Details of a £5 million fund to conserve and protect war memorials were revealed today by Prime Minister David Cameron and Culture Secretary Sajid Javid.
The fund, originally announced by the Prime Minister at the end of last year, will support a range of different projects including:
- Up to £3 million for the War Memorials Trust over the four year period of the First World War Centenary to boost support for their grant schemes and expand their team of specialist Conservation Officers to deliver this funding.
- Imperial War Museums will receive half a million pounds to develop a website to help communities find out where information about war memorials can be found. This ‘one stop shop’ will be delivered by 4 August this year. By 2018 the site will have developed substantially, to create an authoritative, fully-searchable, and free to access, national register of all recorded First World War memorials in the UK. This will allow people to search by name to find out where their relatives may be commemorated.
- English Heritage will receive half a million pounds to provide better protection for war memorials by tripling the number of listed war memorials; and to deliver a larger pool of skilled and trained specialists to repair memorials. They will also develop an education toolkit for schools to allow pupils to research their local memorials.
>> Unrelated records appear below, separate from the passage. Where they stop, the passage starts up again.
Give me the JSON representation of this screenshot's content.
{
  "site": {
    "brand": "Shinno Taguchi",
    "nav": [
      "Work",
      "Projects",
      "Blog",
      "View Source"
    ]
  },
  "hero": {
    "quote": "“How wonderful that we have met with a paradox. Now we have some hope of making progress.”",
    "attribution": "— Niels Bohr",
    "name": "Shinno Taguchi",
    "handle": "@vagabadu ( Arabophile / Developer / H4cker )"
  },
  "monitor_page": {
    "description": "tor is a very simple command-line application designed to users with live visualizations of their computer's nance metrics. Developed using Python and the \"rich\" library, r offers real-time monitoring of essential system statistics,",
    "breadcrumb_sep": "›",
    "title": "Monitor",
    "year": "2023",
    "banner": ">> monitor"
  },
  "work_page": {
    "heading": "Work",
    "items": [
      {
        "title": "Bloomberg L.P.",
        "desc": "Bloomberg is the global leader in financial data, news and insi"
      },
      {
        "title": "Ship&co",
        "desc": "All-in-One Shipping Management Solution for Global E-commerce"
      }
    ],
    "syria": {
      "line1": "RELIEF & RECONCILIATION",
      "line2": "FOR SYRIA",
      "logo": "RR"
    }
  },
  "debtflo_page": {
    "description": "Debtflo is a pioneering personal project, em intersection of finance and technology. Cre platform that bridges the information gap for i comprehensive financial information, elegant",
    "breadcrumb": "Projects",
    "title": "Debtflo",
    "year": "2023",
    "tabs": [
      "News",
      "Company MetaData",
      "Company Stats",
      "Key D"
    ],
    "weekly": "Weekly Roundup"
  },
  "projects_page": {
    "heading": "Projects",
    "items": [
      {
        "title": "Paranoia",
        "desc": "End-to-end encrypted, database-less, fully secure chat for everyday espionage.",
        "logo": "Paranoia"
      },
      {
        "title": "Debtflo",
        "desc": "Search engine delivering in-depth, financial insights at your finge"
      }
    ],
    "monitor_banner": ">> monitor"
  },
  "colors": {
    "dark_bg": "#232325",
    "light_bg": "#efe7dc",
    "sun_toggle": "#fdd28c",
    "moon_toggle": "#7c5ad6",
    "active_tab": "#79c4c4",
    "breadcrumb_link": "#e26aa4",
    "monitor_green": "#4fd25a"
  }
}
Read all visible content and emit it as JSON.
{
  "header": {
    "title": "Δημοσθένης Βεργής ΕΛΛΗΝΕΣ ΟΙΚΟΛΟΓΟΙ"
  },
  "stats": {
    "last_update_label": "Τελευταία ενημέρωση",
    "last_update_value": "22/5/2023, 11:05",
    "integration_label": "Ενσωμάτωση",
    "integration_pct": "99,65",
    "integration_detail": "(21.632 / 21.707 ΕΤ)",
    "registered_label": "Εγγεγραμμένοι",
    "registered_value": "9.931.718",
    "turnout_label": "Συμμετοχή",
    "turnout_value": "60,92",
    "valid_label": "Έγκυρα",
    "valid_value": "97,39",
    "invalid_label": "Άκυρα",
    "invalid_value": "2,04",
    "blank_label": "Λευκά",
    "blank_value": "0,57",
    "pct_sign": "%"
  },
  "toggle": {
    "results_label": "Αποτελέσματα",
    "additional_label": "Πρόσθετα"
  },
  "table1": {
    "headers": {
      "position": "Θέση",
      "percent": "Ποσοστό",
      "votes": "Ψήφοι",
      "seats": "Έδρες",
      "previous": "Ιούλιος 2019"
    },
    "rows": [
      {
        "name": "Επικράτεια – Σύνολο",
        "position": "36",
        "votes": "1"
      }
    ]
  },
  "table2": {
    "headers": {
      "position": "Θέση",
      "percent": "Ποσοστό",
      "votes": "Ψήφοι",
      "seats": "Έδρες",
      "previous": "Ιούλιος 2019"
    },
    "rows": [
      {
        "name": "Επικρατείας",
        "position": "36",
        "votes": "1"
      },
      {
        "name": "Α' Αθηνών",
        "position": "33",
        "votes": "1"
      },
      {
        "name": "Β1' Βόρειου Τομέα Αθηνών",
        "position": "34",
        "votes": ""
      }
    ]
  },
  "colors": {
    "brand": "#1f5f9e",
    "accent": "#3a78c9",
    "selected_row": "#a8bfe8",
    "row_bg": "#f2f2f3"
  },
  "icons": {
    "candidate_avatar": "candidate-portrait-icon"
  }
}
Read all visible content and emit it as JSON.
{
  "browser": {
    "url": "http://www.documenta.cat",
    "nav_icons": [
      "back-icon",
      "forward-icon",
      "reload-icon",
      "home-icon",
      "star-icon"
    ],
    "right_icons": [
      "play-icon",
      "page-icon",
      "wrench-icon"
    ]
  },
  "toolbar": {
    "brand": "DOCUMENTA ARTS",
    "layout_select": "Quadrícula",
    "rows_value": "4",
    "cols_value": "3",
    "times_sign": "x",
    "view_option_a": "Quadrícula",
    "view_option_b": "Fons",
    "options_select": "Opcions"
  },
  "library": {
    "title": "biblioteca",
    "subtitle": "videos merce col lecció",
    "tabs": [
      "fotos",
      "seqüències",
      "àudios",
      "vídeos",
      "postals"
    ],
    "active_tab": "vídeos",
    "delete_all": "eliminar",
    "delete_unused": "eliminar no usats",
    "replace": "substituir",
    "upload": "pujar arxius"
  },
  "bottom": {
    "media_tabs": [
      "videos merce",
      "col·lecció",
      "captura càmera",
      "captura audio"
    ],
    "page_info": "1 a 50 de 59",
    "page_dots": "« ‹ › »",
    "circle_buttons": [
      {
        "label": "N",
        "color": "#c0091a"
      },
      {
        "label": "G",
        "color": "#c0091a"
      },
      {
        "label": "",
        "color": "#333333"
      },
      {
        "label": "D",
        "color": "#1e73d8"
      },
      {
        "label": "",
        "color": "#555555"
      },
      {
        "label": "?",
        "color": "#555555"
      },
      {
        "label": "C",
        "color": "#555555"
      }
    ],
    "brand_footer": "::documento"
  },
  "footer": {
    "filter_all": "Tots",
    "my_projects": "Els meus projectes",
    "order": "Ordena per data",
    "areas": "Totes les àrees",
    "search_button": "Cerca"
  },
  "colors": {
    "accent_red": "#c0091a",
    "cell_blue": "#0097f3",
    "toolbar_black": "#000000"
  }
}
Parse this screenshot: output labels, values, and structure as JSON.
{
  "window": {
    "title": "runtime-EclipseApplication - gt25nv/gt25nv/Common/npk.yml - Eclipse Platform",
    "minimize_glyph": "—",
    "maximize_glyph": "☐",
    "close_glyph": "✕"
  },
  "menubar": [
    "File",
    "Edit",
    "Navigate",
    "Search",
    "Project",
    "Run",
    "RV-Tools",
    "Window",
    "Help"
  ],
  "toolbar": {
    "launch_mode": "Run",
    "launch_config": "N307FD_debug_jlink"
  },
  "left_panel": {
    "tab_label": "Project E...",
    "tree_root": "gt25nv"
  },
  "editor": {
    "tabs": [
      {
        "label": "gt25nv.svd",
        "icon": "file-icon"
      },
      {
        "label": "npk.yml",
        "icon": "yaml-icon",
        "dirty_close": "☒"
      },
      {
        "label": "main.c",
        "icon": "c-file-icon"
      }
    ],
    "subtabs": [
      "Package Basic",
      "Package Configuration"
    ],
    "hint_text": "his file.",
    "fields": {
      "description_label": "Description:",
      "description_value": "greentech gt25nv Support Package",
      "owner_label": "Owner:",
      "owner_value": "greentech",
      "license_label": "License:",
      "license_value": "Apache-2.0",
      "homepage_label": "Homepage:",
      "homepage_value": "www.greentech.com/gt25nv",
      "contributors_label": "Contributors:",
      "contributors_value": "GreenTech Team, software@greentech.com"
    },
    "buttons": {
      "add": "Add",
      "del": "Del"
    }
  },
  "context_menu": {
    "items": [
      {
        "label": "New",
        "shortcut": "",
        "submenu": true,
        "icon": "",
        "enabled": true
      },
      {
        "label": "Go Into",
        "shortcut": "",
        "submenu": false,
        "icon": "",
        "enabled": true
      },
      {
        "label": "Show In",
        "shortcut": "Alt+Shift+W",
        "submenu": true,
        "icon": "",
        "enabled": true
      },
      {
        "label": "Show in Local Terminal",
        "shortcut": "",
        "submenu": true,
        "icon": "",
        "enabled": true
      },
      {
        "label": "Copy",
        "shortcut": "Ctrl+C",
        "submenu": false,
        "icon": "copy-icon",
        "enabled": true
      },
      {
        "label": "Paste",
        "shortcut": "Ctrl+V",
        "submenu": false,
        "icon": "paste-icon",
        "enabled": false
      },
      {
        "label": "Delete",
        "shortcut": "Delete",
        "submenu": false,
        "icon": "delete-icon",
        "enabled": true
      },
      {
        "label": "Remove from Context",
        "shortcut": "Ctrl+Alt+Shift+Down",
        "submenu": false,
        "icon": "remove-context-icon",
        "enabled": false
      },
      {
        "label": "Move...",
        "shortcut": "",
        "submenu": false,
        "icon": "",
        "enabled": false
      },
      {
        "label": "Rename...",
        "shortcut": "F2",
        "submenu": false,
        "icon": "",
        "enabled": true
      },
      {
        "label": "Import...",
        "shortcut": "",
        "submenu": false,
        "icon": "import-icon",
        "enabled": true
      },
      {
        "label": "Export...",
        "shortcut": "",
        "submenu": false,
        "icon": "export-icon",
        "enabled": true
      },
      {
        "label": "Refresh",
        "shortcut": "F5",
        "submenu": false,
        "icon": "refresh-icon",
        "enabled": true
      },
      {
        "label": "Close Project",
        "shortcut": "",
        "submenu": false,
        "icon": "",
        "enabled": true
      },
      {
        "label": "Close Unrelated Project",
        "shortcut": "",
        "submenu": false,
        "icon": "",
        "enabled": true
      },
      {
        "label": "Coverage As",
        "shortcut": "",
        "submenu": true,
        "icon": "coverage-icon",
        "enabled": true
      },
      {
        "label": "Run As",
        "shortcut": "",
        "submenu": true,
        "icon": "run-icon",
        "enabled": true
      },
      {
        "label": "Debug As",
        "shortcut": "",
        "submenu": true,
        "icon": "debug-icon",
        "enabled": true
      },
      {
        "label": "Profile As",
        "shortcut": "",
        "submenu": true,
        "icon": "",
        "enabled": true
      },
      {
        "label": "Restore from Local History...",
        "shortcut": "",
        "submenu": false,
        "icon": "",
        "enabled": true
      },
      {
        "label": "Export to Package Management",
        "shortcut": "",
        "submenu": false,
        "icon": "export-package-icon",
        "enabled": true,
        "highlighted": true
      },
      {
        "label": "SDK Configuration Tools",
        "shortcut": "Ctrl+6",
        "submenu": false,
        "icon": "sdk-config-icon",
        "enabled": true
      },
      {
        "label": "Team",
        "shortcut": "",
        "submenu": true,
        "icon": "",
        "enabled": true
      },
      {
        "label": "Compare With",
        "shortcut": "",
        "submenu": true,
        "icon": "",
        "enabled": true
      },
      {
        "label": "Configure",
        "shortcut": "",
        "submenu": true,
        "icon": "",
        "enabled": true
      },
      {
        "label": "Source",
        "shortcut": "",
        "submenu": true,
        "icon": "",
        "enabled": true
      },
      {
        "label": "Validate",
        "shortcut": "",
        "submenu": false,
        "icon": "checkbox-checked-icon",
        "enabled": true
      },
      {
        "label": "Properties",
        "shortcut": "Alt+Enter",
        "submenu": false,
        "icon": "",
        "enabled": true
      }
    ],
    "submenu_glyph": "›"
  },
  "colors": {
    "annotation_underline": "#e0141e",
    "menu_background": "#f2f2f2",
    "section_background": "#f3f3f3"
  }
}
- Civic Voice will be given half a million pounds to create a national network of volunteers over the four year centenary period to help build skills to assess the condition of war memorials and encourage their conservation.
- Proposals to use the remaining half a million pounds to care for First World War graves outside the remit of the Commonwealth War Graves Commission are being looked at.
Prime Minister David Cameron said:
As we reflect on the events that saw so many people make the ultimate sacrifice, I believe it is vital that we ensure our memorials are fitting tributes to the fallen. This £5 million will help ensure that local communities can access the funds they need to repair, protect and conserve war memorials across the country, so that they can remain places of respect for future generations and help people to better understand what happened a century ago.
Culture Secretary Sajid Javid said:
Our war memorials deserve to be treated with the same respect as those they commemorate. This £5 million fund will help conserve and protect our war memorials for the long term as well as ensuring there are skilled volunteers available to repair and preserve them in the proper way, so that those who paid the ultimate sacrifice a hundred years ago will still be remembered with pride in their communities for years to come.